His love of history and education developed growing up in Kamloops, B.C. His parents were teachers, and James says debates about history and politics were frequent at the dinner table. With those early experiences – and James’ years of post-secondary education and professional development that followed – the opportunity to work at the Canadian Museum of History and have his research seen by millions of Canadians was an opportunity he couldn’t miss.

As Curator for post-Confederation Canada, James spends his days developing exhibitions, selecting artifacts, publishing and providing research input, researching the collections themselves and responding to public inquiries.

“There are many interesting parts of the work, but as a historian something that always gives me goosebumps is being able to work with the collections and see some of the millions of artifacts we have up close,” says James. “It’s incredible to be so near artifacts that are so key to our history.”

James says he’s most fascinated by artifacts that speak to very personal moments in Canadian history. His favorites include one of Rick Hansen’s gloves, worn during the Man in Motion World Tour that raised over $26 million for spinal cord research. “Every rip, tear and sign of wear in the glove speaks to Hansen’s passion and determination to make the world a more accessible and inclusive place. And the glove also represents the efforts of so many Canadians to improve the world for others.”

Another is the lunchbox carried every day by Nora Gibson, who worked as a factory hand in a Fort William foundry making fighter planes in the Second World War. Again, “it speaks to a very personal experience of a large national event.” In the four years he’s been at the CMH, James has applied his expertise specifically to work on the new Canadian History Hall, a permanent exhibition covering 15,000 years of human history in 40,000 square feet.

“What we tried to do with the Canadian History Hall is to create a story that reflects the richness of Canada, the diversity of it, some of the tensions, some of the losses, some of the struggles, as well as some of the achievements that have shaped Canada,” he says.

One of the principal goals of the exhibit was to show that history is never one sided; there are always multiple experiences around a particular event.
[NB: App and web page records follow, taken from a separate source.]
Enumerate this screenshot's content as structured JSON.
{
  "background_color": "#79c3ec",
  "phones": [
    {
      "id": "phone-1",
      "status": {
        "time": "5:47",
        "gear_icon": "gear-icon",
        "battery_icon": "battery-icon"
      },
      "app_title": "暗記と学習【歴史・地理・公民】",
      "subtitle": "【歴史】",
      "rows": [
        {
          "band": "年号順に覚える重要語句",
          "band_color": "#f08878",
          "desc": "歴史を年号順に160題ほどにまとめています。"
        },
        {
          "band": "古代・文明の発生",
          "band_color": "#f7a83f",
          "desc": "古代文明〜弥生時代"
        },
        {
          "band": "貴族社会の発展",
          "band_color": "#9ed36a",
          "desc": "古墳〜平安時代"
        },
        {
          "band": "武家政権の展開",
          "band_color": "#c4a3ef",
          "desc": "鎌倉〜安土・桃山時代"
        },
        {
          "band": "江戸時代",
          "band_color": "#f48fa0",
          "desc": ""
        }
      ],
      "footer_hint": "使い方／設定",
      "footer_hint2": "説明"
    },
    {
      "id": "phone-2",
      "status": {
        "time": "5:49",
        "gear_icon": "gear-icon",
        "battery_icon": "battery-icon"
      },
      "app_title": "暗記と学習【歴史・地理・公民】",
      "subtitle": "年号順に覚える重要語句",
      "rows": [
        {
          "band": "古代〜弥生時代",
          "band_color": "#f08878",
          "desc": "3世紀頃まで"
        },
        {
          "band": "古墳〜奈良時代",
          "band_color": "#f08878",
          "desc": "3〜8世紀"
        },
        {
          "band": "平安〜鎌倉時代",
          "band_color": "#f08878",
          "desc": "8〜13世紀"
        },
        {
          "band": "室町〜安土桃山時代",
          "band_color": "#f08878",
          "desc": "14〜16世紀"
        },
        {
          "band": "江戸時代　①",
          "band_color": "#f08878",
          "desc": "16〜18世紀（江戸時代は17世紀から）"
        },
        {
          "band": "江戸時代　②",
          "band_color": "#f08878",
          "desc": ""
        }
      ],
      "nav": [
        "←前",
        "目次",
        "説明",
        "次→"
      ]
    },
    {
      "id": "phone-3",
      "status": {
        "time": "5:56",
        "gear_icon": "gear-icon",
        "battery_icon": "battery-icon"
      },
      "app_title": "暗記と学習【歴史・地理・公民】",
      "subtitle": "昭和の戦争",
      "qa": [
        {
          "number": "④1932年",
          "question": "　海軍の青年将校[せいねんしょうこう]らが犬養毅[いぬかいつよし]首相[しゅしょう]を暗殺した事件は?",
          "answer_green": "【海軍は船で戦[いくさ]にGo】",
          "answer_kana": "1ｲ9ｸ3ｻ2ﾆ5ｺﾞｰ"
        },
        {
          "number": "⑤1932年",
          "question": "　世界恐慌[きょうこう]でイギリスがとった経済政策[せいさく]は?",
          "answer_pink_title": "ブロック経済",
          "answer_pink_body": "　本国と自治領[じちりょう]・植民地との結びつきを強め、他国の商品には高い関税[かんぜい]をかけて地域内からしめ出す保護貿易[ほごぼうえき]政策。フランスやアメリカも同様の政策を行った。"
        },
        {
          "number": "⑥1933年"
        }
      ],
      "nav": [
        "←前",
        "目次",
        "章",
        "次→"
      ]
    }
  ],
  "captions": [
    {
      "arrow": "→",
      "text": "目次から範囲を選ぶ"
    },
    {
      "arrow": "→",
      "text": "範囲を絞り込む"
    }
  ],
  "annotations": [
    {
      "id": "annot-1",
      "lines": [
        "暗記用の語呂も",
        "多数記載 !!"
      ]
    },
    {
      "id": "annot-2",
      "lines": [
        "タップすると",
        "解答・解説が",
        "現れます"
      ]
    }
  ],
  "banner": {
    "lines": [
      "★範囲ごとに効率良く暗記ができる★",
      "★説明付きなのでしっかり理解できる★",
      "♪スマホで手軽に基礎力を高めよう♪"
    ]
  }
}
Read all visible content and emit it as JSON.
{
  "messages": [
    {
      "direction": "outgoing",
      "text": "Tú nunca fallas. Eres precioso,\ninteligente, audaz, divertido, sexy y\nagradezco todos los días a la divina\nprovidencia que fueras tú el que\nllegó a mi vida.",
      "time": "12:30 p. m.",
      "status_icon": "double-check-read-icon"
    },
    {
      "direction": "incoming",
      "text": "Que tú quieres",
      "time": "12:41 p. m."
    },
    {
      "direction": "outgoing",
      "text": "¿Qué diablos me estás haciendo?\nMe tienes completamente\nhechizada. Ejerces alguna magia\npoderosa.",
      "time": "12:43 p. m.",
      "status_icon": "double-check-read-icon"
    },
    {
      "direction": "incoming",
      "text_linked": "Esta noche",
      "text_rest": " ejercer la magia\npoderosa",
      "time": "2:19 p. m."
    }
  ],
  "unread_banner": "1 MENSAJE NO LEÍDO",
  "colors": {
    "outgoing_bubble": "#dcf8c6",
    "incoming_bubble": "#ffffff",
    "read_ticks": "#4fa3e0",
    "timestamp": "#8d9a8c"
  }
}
To that end, James is extremely proud of the scope of the collaborations undertaken with various communities.

As a researcher in the public service, James says you always want more time and resources. But he’s adamant that the work belongs in the public sector.

“Our job is to tell the story of Canada and the stories of Canadians to the public. I think having an institution like ours that can do the work in a fair, balanced and honest way allows us to be authentic with Canadians.” It’s meaningful work, indeed.